**ASSIGNED TASK:** Copy out, from the data, each line containing the string "selected".

**EXTRACTED ENTRIES:**
□ □ □
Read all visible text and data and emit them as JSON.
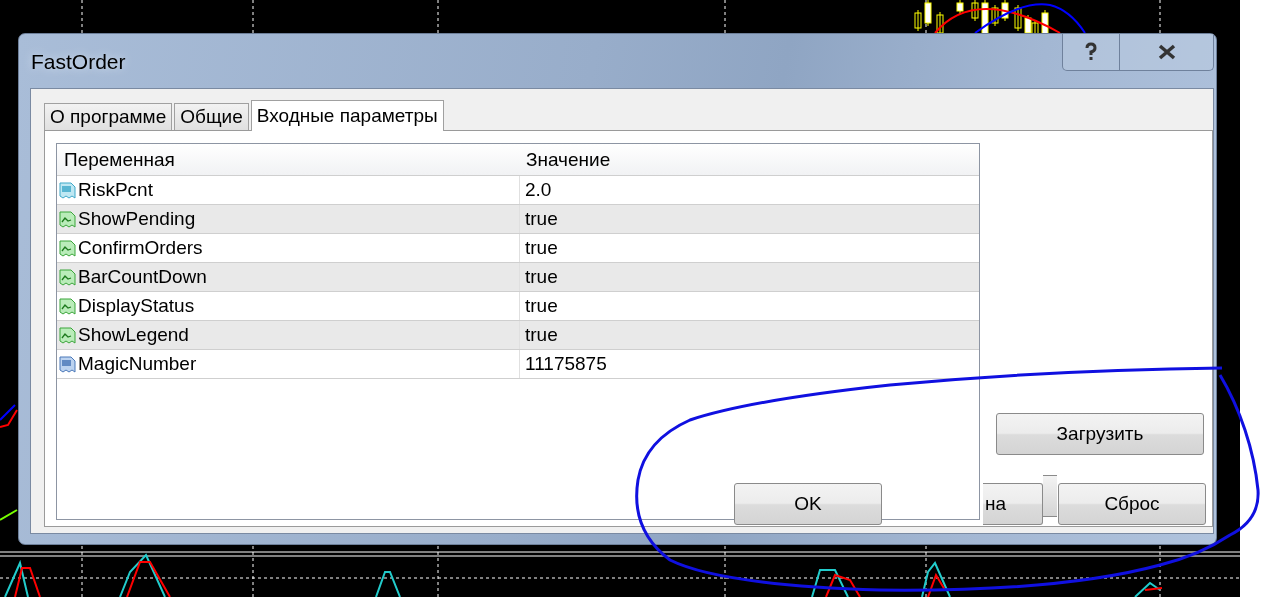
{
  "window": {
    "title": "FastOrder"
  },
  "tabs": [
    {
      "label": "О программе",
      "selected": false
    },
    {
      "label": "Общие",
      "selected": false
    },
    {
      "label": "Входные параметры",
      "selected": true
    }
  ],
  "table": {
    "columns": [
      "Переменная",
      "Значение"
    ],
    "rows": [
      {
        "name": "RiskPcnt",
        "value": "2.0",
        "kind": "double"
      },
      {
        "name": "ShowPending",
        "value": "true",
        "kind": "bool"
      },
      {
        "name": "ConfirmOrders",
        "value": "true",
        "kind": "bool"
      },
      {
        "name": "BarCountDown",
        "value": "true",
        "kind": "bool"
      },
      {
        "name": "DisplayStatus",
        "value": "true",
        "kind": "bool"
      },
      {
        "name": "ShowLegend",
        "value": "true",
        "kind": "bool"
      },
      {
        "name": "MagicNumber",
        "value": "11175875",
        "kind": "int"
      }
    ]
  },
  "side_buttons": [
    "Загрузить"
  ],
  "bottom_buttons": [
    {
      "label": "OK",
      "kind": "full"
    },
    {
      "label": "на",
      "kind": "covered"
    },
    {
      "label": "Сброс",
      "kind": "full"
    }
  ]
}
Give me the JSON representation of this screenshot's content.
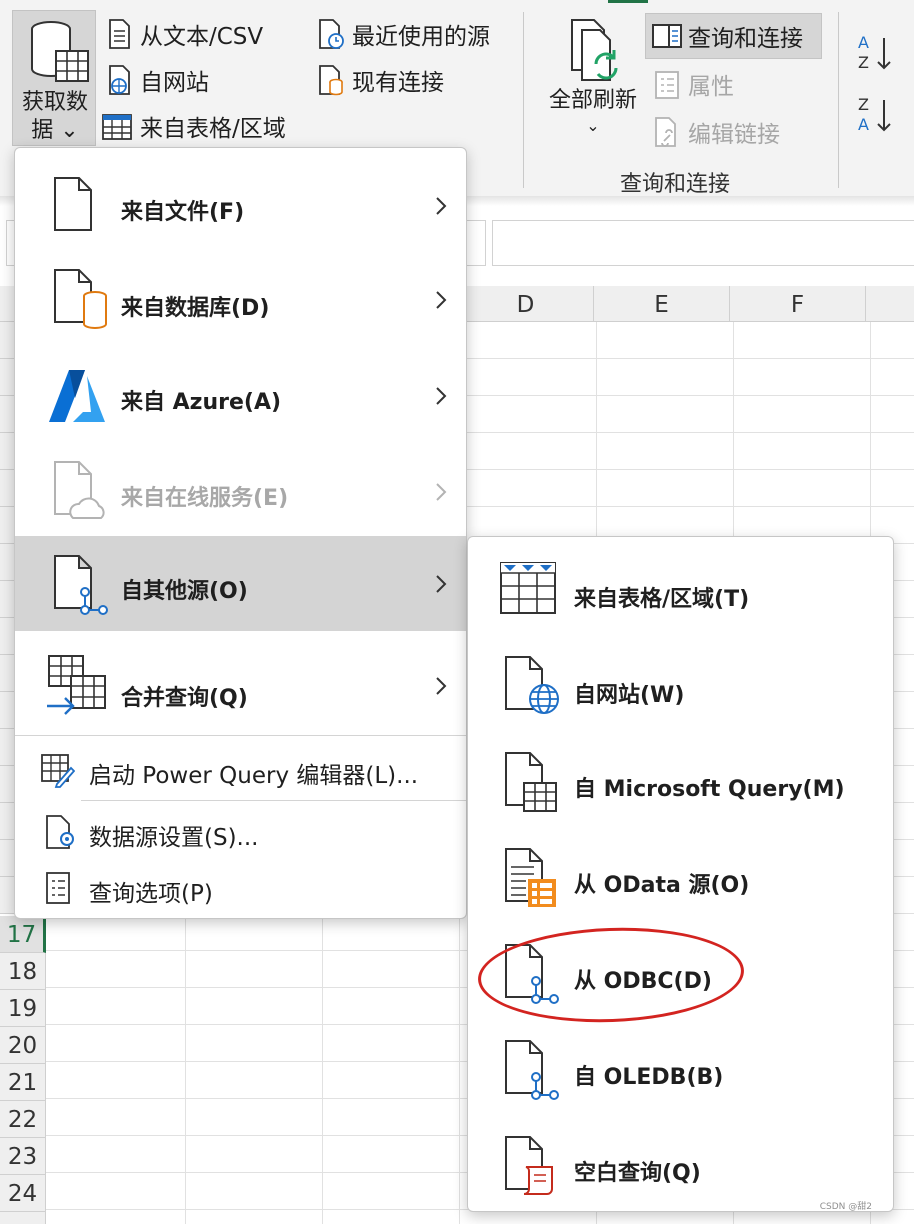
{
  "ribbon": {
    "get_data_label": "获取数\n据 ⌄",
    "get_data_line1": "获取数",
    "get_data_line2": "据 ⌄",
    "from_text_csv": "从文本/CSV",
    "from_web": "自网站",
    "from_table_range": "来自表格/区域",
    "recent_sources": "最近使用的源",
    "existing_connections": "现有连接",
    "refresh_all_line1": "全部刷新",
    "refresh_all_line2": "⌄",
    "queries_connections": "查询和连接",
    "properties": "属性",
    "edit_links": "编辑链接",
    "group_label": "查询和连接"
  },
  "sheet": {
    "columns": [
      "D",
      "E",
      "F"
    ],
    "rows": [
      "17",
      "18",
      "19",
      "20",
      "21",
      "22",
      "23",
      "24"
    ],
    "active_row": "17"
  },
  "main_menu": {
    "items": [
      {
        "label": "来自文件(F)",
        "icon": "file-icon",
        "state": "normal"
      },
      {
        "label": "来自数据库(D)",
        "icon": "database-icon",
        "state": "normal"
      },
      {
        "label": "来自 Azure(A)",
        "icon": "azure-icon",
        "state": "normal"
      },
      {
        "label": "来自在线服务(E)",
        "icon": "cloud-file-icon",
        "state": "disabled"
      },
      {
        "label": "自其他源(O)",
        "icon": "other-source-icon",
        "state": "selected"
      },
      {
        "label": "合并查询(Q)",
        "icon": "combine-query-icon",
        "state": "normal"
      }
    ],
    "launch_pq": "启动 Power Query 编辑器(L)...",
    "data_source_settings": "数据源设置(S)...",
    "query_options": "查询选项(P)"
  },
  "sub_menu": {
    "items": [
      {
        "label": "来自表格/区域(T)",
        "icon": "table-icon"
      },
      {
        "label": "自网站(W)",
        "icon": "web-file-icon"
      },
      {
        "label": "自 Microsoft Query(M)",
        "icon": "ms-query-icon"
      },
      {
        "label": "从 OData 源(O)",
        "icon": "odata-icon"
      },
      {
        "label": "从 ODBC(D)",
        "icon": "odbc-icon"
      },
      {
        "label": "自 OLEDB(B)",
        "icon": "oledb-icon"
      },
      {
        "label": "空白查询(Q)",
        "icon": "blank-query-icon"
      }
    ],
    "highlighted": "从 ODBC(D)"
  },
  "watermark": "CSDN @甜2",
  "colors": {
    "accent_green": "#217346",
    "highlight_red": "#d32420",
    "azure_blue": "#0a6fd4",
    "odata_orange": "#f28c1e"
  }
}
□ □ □
**EXERCISE SOLUTION:**
      "selected": false
      "selected": false
      "selected": true
        "state": "selected"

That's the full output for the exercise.